Facebook never supported animated GIFs, and perhaps that's simply because they didn't want MySpace users to muck up their social network.
In recent years, thanks in part to Tumblr and Google+, this graphics type has made a huge comeback. Just imagine how yawn-inducing those cat Tumblr blogs would be without the animated cats jumping (or failing to jump) into boxes or swinging from ceiling fans.
The reason I'm talking about this today is because I want you to recognize that animated GIFs are another type of content that you can utilize to help tell your story, and attract attention.
Here are some examples of how you can use an animated GIF:
* Show the design steps from initial sketch, to the rendering, to the mold, and through the final steps until the jewelry is complete.
* Show how a diamond changes color as you step from D to Z.
* Show the progression of remodeling your store.
* Show a ring spinning around so someone can quickly see all sides.
Creating animated GIFs from your computer is trickier than using a smartphone app.
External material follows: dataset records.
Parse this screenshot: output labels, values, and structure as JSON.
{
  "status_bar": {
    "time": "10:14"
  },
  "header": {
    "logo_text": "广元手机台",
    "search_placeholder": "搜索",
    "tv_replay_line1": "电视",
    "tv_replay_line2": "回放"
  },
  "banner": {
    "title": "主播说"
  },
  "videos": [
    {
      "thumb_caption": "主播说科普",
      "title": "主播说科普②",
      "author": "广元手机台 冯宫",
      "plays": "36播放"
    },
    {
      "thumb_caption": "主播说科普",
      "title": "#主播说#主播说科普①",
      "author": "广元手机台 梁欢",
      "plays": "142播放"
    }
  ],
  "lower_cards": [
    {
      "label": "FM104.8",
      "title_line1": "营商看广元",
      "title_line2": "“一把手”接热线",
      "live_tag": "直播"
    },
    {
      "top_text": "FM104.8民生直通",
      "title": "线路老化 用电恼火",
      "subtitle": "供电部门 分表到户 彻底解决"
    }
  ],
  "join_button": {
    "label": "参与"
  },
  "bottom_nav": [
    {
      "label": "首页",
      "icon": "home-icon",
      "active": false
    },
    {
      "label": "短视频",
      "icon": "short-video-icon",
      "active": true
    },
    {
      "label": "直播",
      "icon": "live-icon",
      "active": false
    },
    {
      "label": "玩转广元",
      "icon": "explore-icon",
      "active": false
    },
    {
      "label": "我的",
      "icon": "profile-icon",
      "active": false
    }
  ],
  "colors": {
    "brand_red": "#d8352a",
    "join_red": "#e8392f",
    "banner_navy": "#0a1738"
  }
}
On the desktop computer I use PhotoShop to create animated GIFs when I need serious control over the individual frame durations.
On my iPhone I use several different apps:
* GifBoom - You can create a GIF in here, but the app-maker wants you to share it to their own social network. Once shared to their network, you can save the GIF to your phone as both a video and as GIF. That video can then be uploaded to Instagram, and the GIF can be uploaded to Google+.
* InstaGIF - This is a much easier program to use to create the GIFs, and share them to Instagram directly. However, they don't allow you to save outside the app. You could text message the GIF to yourself or someone else, or you can send the GIF as an email attachment. Either way, you'd have to take the extra step to detach from the text or email in order to gain access to uploading it to Google+.
* Cinemagram - I use this app to create interesting short videos with neat effects. Those videos can be saved to my iPhone or shared to Facebook, Twitter, Tumblr, and Instagram directly. Facebook will use the video since they don't allow animated GIFs.
Each of these apps makes the animated GIF creation process much easier, and certainly less expensive, than doing it on your desktop computer.
The bottom line of today's Daily Golden Nugget is that you should experiment with these animated GIF features and include them in your social sharing.
The key is "social sharing"... Don't use these animated GIFs on your website. They are good for attracting attention on the social networks. GIFs usually have a grainy quality to them and they don't look as professional as those crystal-clear lightbox shots. Once you attract someone attention with those GIFs, you should lead them to the full quality videos or high resolution photos of the same item.